Web page and app entries
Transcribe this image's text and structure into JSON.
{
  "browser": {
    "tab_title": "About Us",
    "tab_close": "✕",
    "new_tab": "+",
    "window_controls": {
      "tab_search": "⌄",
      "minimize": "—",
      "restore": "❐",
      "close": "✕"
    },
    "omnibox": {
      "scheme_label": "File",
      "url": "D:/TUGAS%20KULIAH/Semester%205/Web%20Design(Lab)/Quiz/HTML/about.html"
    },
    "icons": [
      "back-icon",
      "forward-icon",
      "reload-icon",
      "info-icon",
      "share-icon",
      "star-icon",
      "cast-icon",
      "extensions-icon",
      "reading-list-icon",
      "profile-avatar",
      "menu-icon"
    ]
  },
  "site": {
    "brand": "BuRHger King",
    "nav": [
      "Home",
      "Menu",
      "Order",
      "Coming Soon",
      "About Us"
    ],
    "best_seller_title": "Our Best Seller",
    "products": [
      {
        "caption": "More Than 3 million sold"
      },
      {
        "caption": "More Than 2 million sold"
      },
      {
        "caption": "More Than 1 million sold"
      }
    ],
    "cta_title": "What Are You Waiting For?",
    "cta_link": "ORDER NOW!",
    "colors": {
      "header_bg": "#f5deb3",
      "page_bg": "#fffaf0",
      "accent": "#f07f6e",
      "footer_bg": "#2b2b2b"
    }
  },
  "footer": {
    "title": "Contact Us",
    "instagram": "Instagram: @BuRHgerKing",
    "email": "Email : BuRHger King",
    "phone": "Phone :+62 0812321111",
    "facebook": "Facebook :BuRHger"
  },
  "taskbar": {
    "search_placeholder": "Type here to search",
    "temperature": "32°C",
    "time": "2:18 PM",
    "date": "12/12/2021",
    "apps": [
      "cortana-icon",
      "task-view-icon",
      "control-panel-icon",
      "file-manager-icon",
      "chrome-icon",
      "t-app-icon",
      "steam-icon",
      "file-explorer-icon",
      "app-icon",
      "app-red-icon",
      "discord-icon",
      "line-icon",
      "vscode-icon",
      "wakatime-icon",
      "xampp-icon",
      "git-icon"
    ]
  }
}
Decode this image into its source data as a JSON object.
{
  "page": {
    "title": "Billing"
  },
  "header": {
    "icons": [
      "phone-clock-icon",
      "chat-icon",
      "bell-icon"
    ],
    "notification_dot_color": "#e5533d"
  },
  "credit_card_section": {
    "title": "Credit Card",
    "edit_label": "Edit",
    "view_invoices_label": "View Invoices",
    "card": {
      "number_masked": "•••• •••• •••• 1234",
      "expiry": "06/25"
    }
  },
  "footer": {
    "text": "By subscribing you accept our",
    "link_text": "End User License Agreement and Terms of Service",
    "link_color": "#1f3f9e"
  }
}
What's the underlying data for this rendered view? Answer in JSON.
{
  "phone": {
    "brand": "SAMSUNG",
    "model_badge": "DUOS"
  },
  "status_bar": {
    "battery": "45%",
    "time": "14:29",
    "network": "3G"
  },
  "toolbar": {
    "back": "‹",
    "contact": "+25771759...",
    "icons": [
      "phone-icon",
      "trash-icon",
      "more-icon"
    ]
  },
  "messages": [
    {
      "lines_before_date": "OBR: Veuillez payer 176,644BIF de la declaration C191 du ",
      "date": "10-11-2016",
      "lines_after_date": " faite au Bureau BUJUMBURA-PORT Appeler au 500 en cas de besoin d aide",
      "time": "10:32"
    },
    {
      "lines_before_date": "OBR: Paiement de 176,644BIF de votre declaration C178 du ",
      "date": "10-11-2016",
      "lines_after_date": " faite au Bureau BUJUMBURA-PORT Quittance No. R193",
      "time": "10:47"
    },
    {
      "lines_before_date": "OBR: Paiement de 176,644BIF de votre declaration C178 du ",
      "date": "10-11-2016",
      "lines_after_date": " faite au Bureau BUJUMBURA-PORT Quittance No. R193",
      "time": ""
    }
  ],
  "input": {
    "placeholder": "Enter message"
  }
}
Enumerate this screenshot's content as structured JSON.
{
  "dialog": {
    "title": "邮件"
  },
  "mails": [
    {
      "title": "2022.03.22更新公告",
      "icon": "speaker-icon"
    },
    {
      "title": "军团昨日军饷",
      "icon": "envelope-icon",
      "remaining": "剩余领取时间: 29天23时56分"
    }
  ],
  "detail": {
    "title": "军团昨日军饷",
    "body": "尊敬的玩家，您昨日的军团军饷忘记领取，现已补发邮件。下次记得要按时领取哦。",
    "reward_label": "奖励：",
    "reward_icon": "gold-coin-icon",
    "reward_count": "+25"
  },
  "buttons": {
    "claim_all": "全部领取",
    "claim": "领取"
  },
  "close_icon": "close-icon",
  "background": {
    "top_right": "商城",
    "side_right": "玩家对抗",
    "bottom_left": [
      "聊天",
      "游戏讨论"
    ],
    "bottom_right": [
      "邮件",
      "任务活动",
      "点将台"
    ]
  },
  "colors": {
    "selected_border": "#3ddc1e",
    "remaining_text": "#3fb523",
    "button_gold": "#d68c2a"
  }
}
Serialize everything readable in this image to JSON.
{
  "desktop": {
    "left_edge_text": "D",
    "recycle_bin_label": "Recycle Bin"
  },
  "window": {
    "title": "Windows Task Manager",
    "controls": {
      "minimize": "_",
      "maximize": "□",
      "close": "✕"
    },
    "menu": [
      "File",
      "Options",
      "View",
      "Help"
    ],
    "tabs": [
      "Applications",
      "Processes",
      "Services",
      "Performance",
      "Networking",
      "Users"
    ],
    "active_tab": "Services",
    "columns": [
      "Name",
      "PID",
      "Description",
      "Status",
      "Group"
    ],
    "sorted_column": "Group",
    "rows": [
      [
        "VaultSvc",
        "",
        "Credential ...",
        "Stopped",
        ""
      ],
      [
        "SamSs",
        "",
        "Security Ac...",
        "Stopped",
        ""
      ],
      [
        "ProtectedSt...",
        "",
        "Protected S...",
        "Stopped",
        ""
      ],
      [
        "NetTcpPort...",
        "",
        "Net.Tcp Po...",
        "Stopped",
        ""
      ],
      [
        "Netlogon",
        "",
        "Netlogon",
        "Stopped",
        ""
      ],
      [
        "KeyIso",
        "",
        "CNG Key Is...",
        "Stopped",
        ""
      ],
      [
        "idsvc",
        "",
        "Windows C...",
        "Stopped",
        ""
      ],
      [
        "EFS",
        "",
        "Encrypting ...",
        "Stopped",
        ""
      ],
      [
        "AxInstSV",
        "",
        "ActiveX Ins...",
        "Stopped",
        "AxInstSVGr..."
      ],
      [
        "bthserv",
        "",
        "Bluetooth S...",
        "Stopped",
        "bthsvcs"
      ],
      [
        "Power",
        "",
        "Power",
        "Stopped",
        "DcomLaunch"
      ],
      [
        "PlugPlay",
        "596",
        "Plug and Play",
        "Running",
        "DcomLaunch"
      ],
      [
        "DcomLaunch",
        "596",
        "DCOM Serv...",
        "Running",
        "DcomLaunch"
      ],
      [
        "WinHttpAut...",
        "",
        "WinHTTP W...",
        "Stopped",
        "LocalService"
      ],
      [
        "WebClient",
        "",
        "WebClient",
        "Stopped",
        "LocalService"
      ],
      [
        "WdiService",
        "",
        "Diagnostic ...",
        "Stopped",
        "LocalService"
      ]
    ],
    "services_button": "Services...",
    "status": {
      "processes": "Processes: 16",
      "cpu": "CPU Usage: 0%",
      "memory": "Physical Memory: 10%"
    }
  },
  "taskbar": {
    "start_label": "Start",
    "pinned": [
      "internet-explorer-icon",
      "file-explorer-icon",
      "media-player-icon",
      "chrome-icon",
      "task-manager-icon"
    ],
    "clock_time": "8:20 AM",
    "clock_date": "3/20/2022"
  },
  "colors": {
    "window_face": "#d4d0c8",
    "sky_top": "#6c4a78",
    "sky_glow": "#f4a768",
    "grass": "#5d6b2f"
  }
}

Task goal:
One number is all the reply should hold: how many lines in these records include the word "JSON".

Written solution:
5